White supremacists are not just investing in Bitcoin—or receiving donations in Bitcoin for that matter—but they’re spending it too.
Stefan Molyneux, a proponent of scientific racism and eugenics, has both received and spent the most Bitcoin among his white supremacist counterparts. Molyneux has received over $1,500,000 worth of Bitcoin, and spent over $3,000,000.
“Molyneux’s experience with Bitcoin stands out alongside the other extremists Hatewatch studied,” the SPLC added. “Not only did he invest long-term in Bitcoin, holding the asset through periods of volatility rather than cashing out, but his donors bestowed him with 1,250 Bitcoin tokens, far more than anyone else Hatewatch studied.”
Monero also finds traction
This Hatewatch analysis is the latest in a long line of examples showing how important crypto has become to the far right.
In September, an investigation by the Associated Press showed that far-right groups and individuals had raised millions worth of cryptocurrencies. Anglin was a standout, having received $5 million worth of Bitcoin since January 2017.
Anglin reportedly turned to Bitcoin after having been previously banned by PayPal and other credit institutions. He even published a guide called “Retard’s Guide to Using Bitcoin” after the Charlottesville riots in August 2017.
In September, Douglass Mackey—a far-right conspiracist who threatened voters—received $60,000 worth of Bitcoin to fund his legal troubles.

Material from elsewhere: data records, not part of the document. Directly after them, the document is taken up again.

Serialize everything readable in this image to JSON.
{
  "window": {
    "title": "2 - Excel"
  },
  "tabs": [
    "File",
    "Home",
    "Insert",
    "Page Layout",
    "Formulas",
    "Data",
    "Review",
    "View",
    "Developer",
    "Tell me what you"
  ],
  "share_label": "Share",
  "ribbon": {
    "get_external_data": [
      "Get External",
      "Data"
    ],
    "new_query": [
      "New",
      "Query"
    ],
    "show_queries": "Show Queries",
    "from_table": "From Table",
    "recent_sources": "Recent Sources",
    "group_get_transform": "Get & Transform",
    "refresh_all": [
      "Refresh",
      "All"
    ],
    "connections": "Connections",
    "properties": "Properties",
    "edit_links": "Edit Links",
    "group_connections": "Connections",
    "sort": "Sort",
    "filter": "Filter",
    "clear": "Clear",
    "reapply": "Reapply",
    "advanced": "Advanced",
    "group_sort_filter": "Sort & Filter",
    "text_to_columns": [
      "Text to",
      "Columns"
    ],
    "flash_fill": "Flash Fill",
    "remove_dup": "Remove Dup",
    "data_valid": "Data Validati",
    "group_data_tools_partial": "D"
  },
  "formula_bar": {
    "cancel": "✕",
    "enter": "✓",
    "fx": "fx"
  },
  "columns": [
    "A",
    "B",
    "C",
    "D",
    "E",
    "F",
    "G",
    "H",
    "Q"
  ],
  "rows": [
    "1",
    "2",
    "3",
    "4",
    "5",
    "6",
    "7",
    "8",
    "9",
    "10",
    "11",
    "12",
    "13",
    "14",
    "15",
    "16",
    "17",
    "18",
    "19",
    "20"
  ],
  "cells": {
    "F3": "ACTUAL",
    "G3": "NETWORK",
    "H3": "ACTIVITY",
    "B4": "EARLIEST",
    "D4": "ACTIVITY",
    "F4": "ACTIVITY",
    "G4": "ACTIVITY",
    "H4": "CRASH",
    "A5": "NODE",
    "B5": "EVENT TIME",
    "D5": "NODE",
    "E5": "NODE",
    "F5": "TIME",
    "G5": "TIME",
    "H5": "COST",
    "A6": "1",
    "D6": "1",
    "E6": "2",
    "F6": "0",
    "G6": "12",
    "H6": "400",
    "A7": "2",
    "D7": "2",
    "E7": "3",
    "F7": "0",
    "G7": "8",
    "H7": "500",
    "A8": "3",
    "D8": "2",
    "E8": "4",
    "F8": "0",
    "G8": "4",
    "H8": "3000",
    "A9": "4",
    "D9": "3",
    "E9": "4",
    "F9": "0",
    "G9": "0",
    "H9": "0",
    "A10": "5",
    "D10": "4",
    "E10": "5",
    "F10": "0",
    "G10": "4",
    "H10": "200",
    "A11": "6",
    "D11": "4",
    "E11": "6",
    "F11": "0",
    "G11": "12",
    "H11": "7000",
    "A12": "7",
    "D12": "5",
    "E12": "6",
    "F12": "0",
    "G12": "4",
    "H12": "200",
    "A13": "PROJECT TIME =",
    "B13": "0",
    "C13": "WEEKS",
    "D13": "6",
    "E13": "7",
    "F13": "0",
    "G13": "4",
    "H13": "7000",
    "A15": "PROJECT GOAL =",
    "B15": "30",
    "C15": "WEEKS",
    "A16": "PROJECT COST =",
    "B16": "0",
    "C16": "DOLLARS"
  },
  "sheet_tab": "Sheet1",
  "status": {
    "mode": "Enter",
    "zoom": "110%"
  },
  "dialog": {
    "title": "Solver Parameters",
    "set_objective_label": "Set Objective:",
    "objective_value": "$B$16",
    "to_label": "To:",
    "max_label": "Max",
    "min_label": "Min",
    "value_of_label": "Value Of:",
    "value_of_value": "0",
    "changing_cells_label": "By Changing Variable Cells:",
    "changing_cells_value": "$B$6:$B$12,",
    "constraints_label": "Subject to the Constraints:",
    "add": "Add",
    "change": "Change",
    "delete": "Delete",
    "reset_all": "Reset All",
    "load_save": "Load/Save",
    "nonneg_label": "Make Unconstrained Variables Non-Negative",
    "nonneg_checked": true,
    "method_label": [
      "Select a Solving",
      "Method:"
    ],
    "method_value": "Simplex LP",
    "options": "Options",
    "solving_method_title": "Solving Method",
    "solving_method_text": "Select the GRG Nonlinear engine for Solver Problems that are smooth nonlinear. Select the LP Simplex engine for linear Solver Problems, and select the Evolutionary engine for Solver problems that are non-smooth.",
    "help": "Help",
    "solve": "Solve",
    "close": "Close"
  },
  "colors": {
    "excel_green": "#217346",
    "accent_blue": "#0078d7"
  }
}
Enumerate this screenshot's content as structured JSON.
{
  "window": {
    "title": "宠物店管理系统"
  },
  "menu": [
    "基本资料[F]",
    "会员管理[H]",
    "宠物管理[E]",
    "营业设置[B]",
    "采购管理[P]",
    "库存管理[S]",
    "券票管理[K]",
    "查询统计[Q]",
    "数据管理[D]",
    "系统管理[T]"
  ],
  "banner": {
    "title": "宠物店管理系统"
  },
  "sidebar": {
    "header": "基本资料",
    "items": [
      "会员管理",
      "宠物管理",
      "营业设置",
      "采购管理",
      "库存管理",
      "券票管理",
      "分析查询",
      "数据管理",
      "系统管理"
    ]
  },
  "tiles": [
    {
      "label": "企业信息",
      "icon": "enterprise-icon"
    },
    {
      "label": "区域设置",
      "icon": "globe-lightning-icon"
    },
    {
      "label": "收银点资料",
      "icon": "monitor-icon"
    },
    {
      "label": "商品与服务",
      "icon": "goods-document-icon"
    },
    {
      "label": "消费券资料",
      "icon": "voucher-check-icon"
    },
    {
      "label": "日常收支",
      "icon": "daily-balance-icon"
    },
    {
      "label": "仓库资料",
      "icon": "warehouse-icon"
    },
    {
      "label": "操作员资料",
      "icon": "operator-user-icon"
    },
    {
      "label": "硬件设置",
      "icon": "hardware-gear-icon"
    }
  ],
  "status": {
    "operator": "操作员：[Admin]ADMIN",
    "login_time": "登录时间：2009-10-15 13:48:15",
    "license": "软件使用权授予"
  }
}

Most recently, popular QAnon figure and Congress-hopeful, Ron Watkins, took to Telegram to ask for Bitcoin donations to aid his campaign after failing to raise funds in the traditional way.
However, Bitcoin is not the only culprit here.
Once law enforcement started circling, Anglin turned to , a privacy-focused cryptocurrency.
“Every Bitcoin transfer is visible publicly. Generally, your name is not attached to the address in a direct way, but spies from the various ‘woke’ anti-freedom organizations have unlimited resources to try to link these transactions to real names,” Anglin said at the time.
Right-wing pundits like Candace Owens and Ryan Fournier have also been pushing “right-wing” cryptocurrencies dubbed “Let’s Go Brandon” and “F*ck Joe Biden.”
As far back as the Capitol Hill riots this January, rioters including white supremacist Nick Fuentes received $500,000 worth of Bitcoin by a now-deceased donor who said he “cared about what happens after [his] death,” and who “decided to leave [his] modest wealth to certain causes and people.”